You need to anchor your being to Jesus Christ. You need to be absolutely convinced that Jesus is the only way to purpose in this life and in the life to come. If you are not sure, then you come to me and I and others in the congregation will make it a priority to teach you about Jesus Christ. If you are sure, then you need sometime in the next week to tell those with whom you go to school, “I am a Christian! I am a follower of Christ!” You do not need to preach them a sermon. Just saying you are a Christian will scare some of them half to death. You need though to anchor yourself to Jesus Christ and tell those with whom you have daily contact that you are a follower of Christ. Then you need to invite them to youth group or to Sunday morning church. Stand for Jesus. You will get questions. We will help you with those questions. Be convinced in your mind though that there is no one but Jesus Christ worthy of your devotion and follow Him openly and publicly.

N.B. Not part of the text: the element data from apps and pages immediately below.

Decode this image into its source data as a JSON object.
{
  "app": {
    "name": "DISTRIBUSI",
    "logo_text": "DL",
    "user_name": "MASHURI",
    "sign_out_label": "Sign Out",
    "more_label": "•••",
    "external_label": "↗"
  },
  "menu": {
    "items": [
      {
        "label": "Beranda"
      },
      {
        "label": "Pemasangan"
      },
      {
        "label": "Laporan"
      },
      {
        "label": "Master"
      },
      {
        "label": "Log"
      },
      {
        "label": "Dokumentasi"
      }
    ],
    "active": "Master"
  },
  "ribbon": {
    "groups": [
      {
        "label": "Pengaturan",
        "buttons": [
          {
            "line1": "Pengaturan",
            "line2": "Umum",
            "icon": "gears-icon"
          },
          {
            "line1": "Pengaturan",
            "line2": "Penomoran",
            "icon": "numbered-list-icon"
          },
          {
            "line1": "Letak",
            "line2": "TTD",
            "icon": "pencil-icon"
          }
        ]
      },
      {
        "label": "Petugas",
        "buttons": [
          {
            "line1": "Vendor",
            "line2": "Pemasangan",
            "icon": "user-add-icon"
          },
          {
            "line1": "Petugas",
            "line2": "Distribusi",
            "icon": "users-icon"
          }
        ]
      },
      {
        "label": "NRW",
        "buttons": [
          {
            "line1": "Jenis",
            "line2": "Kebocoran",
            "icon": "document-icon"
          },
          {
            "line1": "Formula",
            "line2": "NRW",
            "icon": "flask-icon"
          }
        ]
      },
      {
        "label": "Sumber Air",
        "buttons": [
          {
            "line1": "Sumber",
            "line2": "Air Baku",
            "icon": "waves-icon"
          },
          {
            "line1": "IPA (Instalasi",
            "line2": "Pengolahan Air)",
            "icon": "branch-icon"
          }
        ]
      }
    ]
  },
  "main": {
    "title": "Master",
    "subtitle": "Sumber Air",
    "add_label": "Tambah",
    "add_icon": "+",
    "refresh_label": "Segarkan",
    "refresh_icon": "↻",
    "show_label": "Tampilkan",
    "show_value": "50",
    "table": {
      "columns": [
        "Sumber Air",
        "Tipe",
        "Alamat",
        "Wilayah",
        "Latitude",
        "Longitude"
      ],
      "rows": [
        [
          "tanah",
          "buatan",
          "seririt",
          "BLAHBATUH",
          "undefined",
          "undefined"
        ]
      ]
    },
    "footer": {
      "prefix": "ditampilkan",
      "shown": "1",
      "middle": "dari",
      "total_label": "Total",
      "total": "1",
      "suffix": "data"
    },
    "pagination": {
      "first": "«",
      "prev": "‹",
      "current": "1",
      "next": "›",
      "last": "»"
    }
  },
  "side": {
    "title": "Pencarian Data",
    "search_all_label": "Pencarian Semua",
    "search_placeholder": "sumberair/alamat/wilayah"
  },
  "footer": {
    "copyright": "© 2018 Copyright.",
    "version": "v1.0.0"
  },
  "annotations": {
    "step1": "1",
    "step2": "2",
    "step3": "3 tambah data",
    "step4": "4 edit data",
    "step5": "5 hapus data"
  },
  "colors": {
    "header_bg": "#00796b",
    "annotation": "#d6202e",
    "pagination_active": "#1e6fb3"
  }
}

John MacArthur: “I will never forget a particular lady who came into my office and informed me that she was a prostitute. She said, ‘I need help.’ And I said, ‘I guess you do.’ She said, ‘Please, I’m desperate.’ So I presented the claims of Christ to her. Then I said, ‘Would you like to invite Jesus Christ into your life?’ She said yes, so she prayed and evidently invited Christ into her life. I said, ‘Now, I want you to do something. Do you have your book with all your contacts?’ She said she did. I said, ‘Let’s light a match to it and burn it.’ She looked at me and said, ‘What do you mean?’ I said, ‘If you want to live for Jesus Christ, and you’ve truly accepted His forgiveness and met Him as your Savior, then you need to prove it.’ She said to me, ‘That book is worth a lot of money. I don’t want to burn it.’ She put it back in her purse and looked me right in the eye and said, ‘I guess I don’t really want Jesus, do I?’ Then she left.” from “The Tragedy of Neglecting Salvation” by John MacArthur


Again from John MacArthur: “Explorer William Edward Perry and his crew were exploring the Arctic Ocean. At one point they endeavored to move further north, so they charted their location by the stars and began a difficult and treacherous march north. They walked hour upon hour, and finally, totally exhausted, they stopped. They took their bearings and discovered that they were farther south than they were when they started! They then realized that they had been walking on an ice floe that was travelling south faster than they were walking north. I wonder how many people think their good deeds, their merits, and their religiosity is taking them to God when in fact they’re on an ice floe taking them away from God faster than their own efforts are taking them any closer. They will wake one day to find, like William Perry’s crew did, that they’re in the midst of a disaster.” from “The Tragedy of Neglecting Salvation” by John MacArthur

If Jesus is the Word, as He is, a word requires a listening ear. The phrase, more earnest heed indicates a response. In this verse, the response is anchoring your soul to the Word of God, to Jesus Christ, the Faithful and True Word.

One thing about a promise. You must believe it and respond appropriately. If you neglect the promise, if you are careless about it, as it says in verse 3, there is no escape for you. The cleansing that He offers is yours for all eternity. Only Christ, our Great High Priest who sacrificed Himself can provide cleansing. He did this by Himself without any help from man or angel. Anchor your soul in Him.